This is a reference to the Rowlatt Acts, which took away key civil rights from Indians and was widely regarded as a step back for Indian independence. One of the acts stipulated that Indians did not have the right to challenge their witnesses in court; witness depositions were alone deemed sufficient. The statement is also a veiled reference to the Amritsar massacre, which was initiated in response to an alleged attack on a white woman (see "Setting" for more on the Amritsar massacre).
[Fielding's] question produced a bad effect, partly because he had pronounced her name; she, like Aziz, was always referred to by a periphrasis. (2.20.15)
In addition to a kind of mass hysteria, the British in Chandrapore refuse to speak directly about the case, about Adela and Aziz. They only use periphrases, or circumlocutions: "the prisoner," "the accused," "the patient," etc. Because they only speak indirectly about the case, they can never have an open and rational discussion about what actually happened.
Part 2, Chapter 26
"[…] [M]y belief is that poor McBryde exorcised you. As soon as he asked you a straightforward question, you gave a straightforward answer, and broke down." (2.26.30)
Fielding's theory is that once Adela was finally asked to speak directly about the incident, instead of through circumlocutions (see Quote #7), she was able to clearly perceive what happened.
For her behavior rested on cold justice and honesty; she had felt, while she recanted, no passion of love for those whom she had wronged.
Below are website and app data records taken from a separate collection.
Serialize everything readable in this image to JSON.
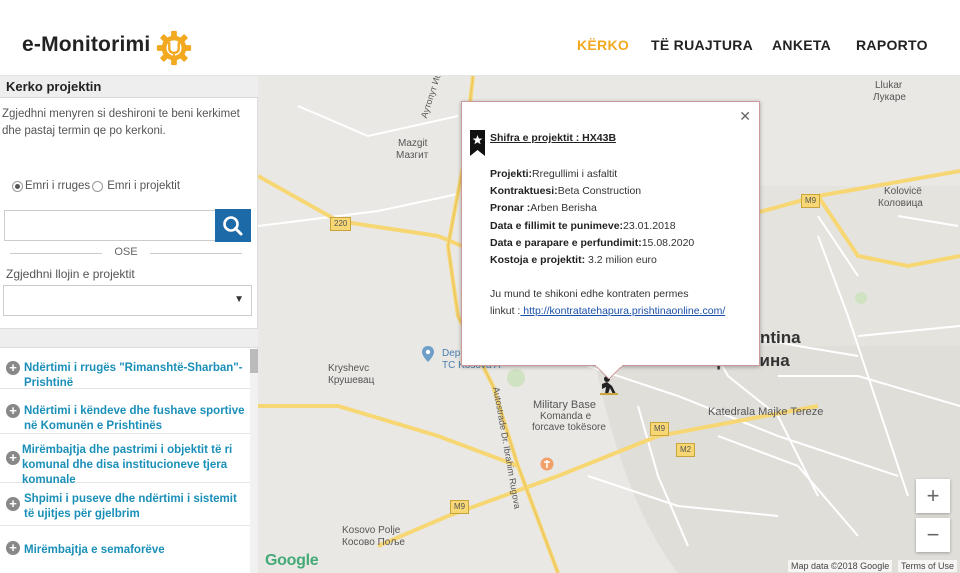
{
  "header": {
    "logo_text": "e-Monitorimi",
    "nav": [
      {
        "label": "KËRKO",
        "active": true
      },
      {
        "label": "TË RUAJTURA",
        "active": false
      },
      {
        "label": "ANKETA",
        "active": false
      },
      {
        "label": "RAPORTO",
        "active": false
      }
    ],
    "accent_color": "#f2a91f"
  },
  "sidebar": {
    "title": "Kerko projektin",
    "description": "Zgjedhni menyren si deshironi te beni kerkimet dhe pastaj termin qe po kerkoni.",
    "radio_street": "Emri i rruges",
    "radio_project": "Emri i projektit",
    "search_value": "",
    "separator": "OSE",
    "type_label": "Zgjedhni llojin e projektit",
    "type_selected": "",
    "items": [
      {
        "label": "Ndërtimi i rrugës \"Rimanshtë-Sharban\"-Prishtinë"
      },
      {
        "label": "Ndërtimi i këndeve dhe fushave sportive në Komunën e Prishtinës"
      },
      {
        "label": "Mirëmbajtja dhe pastrimi i objektit të ri komunal dhe disa institucioneve tjera komunale"
      },
      {
        "label": "Shpimi i puseve dhe ndërtimi i sistemit të ujitjes për gjelbrim"
      },
      {
        "label": "Mirëmbajtja e semaforëve"
      }
    ]
  },
  "popup": {
    "title": "Shifra e projektit : HX43B",
    "project_label": "Projekti:",
    "project_value": "Rregullimi i asfaltit",
    "contractor_label": "Kontraktuesi:",
    "contractor_value": "Beta Construction",
    "owner_label": "Pronar :",
    "owner_value": "Arben Berisha",
    "start_label": "Data e fillimit te punimeve:",
    "start_value": "23.01.2018",
    "end_label": "Data e parapare e perfundimit:",
    "end_value": "15.08.2020",
    "cost_label": "Kostoja e projektit:",
    "cost_value": " 3.2 milion euro",
    "note_line1": "Ju mund te shikoni edhe kontraten permes",
    "note_line2": "linkut :",
    "link": " http://kontratatehapura.prishtinaonline.com/"
  },
  "map": {
    "labels": {
      "llukar": "Llukar",
      "llukar_cyr": "Лукаре",
      "mazgit": "Mazgit",
      "mazgit_cyr": "Мазгит",
      "kolovice": "Kolovicë",
      "kolovice_cyr": "Коловица",
      "kryshevc": "Kryshevc",
      "kryshevc_cyr": "Крушевац",
      "dep": "Dep",
      "tc": "TC Kosova A",
      "military": "Military Base",
      "komanda": "Komanda e",
      "forcave": "forcave tokësore",
      "prishtina_cyr": "Приштина",
      "prishtina_part": "ntina",
      "katedrala": "Katedrala Majke Tereze",
      "kosovo_polje": "Kosovo Polje",
      "kosovo_polje_cyr": "Косово Поље",
      "autoput": "Аутопут Ибрахим Ругова",
      "autostrade": "Autostrade Dr. Ibrahim Rugova",
      "road_220": "220",
      "road_m9": "M9",
      "road_m2": "M2"
    },
    "google": "Google",
    "attribution": "Map data ©2018 Google",
    "terms": "Terms of Use",
    "zoom_in": "+",
    "zoom_out": "−"
  }
}
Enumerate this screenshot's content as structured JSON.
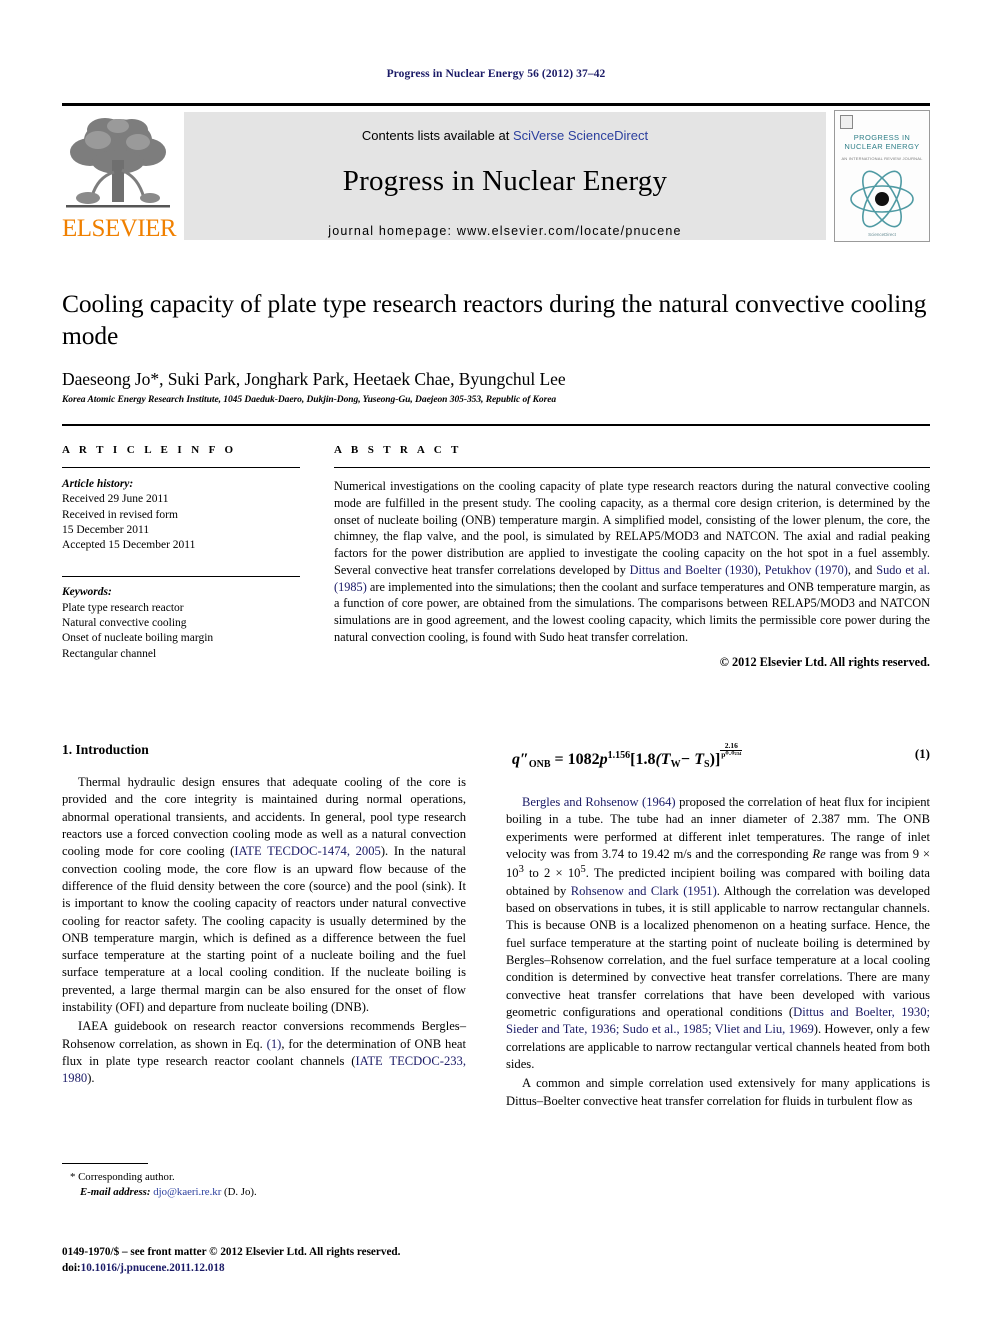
{
  "running_head": "Progress in Nuclear Energy 56 (2012) 37–42",
  "masthead": {
    "publisher_wordmark": "ELSEVIER",
    "contents_prefix": "Contents lists available at ",
    "contents_link": "SciVerse ScienceDirect",
    "journal_name": "Progress in Nuclear Energy",
    "homepage_prefix": "journal homepage: ",
    "homepage_url": "www.elsevier.com/locate/pnucene",
    "cover": {
      "title_line1": "PROGRESS IN",
      "title_line2": "NUCLEAR ENERGY",
      "subtitle": "AN INTERNATIONAL REVIEW JOURNAL",
      "footer": "ScienceDirect"
    }
  },
  "article": {
    "title": "Cooling capacity of plate type research reactors during the natural convective cooling mode",
    "authors": "Daeseong Jo*, Suki Park, Jonghark Park, Heetaek Chae, Byungchul Lee",
    "affiliation": "Korea Atomic Energy Research Institute, 1045 Daeduk-Daero, Dukjin-Dong, Yuseong-Gu, Daejeon 305-353, Republic of Korea"
  },
  "article_info": {
    "section_label": "A R T I C L E   I N F O",
    "history_label": "Article history:",
    "history": [
      "Received 29 June 2011",
      "Received in revised form",
      "15 December 2011",
      "Accepted 15 December 2011"
    ],
    "keywords_label": "Keywords:",
    "keywords": [
      "Plate type research reactor",
      "Natural convective cooling",
      "Onset of nucleate boiling margin",
      "Rectangular channel"
    ]
  },
  "abstract": {
    "section_label": "A B S T R A C T",
    "part1": "Numerical investigations on the cooling capacity of plate type research reactors during the natural convective cooling mode are fulfilled in the present study. The cooling capacity, as a thermal core design criterion, is determined by the onset of nucleate boiling (ONB) temperature margin. A simplified model, consisting of the lower plenum, the core, the chimney, the flap valve, and the pool, is simulated by RELAP5/MOD3 and NATCON. The axial and radial peaking factors for the power distribution are applied to investigate the cooling capacity on the hot spot in a fuel assembly. Several convective heat transfer correlations developed by ",
    "cite1": "Dittus and Boelter (1930)",
    "part2": ", ",
    "cite2": "Petukhov (1970)",
    "part3": ", and ",
    "cite3": "Sudo et al. (1985)",
    "part4": " are implemented into the simulations; then the coolant and surface temperatures and ONB temperature margin, as a function of core power, are obtained from the simulations. The comparisons between RELAP5/MOD3 and NATCON simulations are in good agreement, and the lowest cooling capacity, which limits the permissible core power during the natural convection cooling, is found with Sudo heat transfer correlation.",
    "copyright": "© 2012 Elsevier Ltd. All rights reserved."
  },
  "introduction": {
    "heading": "1.  Introduction",
    "p1_a": "Thermal hydraulic design ensures that adequate cooling of the core is provided and the core integrity is maintained during normal operations, abnormal operational transients, and accidents. In general, pool type research reactors use a forced convection cooling mode as well as a natural convection cooling mode for core cooling (",
    "p1_cite1": "IATE TECDOC-1474, 2005",
    "p1_b": "). In the natural convection cooling mode, the core flow is an upward flow because of the difference of the fluid density between the core (source) and the pool (sink). It is important to know the cooling capacity of reactors under natural convective cooling for reactor safety. The cooling capacity is usually determined by the ONB temperature margin, which is defined as a difference between the fuel surface temperature at the starting point of a nucleate boiling and the fuel surface temperature at a local cooling condition. If the nucleate boiling is prevented, a large thermal margin can be also ensured for the onset of flow instability (OFI) and departure from nucleate boiling (DNB).",
    "p2_a": "IAEA guidebook on research reactor conversions recommends Bergles–Rohsenow correlation, as shown in Eq. ",
    "p2_eqref": "(1)",
    "p2_b": ", for the determination of ONB heat flux in plate type research reactor coolant channels (",
    "p2_cite1": "IATE TECDOC-233, 1980",
    "p2_c": ")."
  },
  "equation_1": {
    "lhs": "q",
    "lhs_sub": "ONB",
    "lhs_prime": "″",
    "equals": "=",
    "coefficient": "1082",
    "p_symbol": "p",
    "p_exponent": "1.156",
    "bracket_open": "[",
    "factor": "1.8",
    "paren": "(T",
    "tw_sub": "W",
    "minus": "− T",
    "ts_sub": "S",
    "paren_close": ")",
    "bracket_close": "]",
    "exp_numerator": "2.16",
    "exp_denominator": "p⁰·⁰²³⁴",
    "number": "(1)",
    "plain": "q″_ONB = 1082p^1.156[1.8(T_W − T_S)]^(2.16/p^0.0234)"
  },
  "right_column": {
    "p1_cite1": "Bergles and Rohsenow (1964)",
    "p1_a": " proposed the correlation of heat flux for incipient boiling in a tube. The tube had an inner diameter of 2.387 mm. The ONB experiments were performed at different inlet temperatures. The range of inlet velocity was from 3.74 to 19.42 m/s and the corresponding ",
    "p1_re": "Re",
    "p1_b": " range was from 9 × 10",
    "p1_exp1": "3",
    "p1_c": " to 2 × 10",
    "p1_exp2": "5",
    "p1_d": ". The predicted incipient boiling was compared with boiling data obtained by ",
    "p1_cite2": "Rohsenow and Clark (1951)",
    "p1_e": ". Although the correlation was developed based on observations in tubes, it is still applicable to narrow rectangular channels. This is because ONB is a localized phenomenon on a heating surface. Hence, the fuel surface temperature at the starting point of nucleate boiling is determined by Bergles–Rohsenow correlation, and the fuel surface temperature at a local cooling condition is determined by convective heat transfer correlations. There are many convective heat transfer correlations that have been developed with various geometric configurations and operational conditions (",
    "p1_cite3": "Dittus and Boelter, 1930; Sieder and Tate, 1936; Sudo et al., 1985; Vliet and Liu, 1969",
    "p1_f": "). However, only a few correlations are applicable to narrow rectangular vertical channels heated from both sides.",
    "p2": "A common and simple correlation used extensively for many applications is Dittus–Boelter convective heat transfer correlation for fluids in turbulent flow as"
  },
  "footnotes": {
    "corresponding": "* Corresponding author.",
    "email_label": "E-mail address:",
    "email": "djo@kaeri.re.kr",
    "email_suffix": " (D. Jo)."
  },
  "colophon": {
    "line1": "0149-1970/$ – see front matter © 2012 Elsevier Ltd. All rights reserved.",
    "doi_label": "doi:",
    "doi": "10.1016/j.pnucene.2011.12.018"
  },
  "colors": {
    "link_blue": "#2b3f9e",
    "header_navy": "#1a1a66",
    "elsevier_orange": "#f08000",
    "masthead_gray": "#e4e4e4",
    "cover_teal": "#4f9aa3"
  }
}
Truth is not truth in that exacting land unless there go with it kindness and more kindness again, unless the Word that was with God also is God. And the girl's sacrifice – so creditable according to Western notions – was rightly rejected, because, though it came from her heart, it did not include her heart. (2.26.69)
Adela is finally able to figure out the right thing to do, and even though it's courageous, it's still lacking. Lacking, you ask? Didn't she give up her friends, her engagement, her whole society when she withdrew her charge against Aziz? Can't we cut the girl a break? The point that the novel seems to be making is that Adela still doesn't get it. She's still clinging to the English, abstract way of looking at justice as a matter purely of right and wrong, of moral laws and principles. Her view seems to have nothing to do with the actual people involved, their emotions, their feelings.
Part 2, Chapter 29
"[…] Indians know whether they are liked or not – they cannot be fooled here. Justice never satisfies them, and that is why the British Empire rests on sand." (2.29.2)
This quote underscores the narrator's comment on Adela in Quote #9. Abstract conceptions of justice don't fly with the Indians; they see it as a mask for persecution, which is really not far from the truth when you see what happened to Aziz.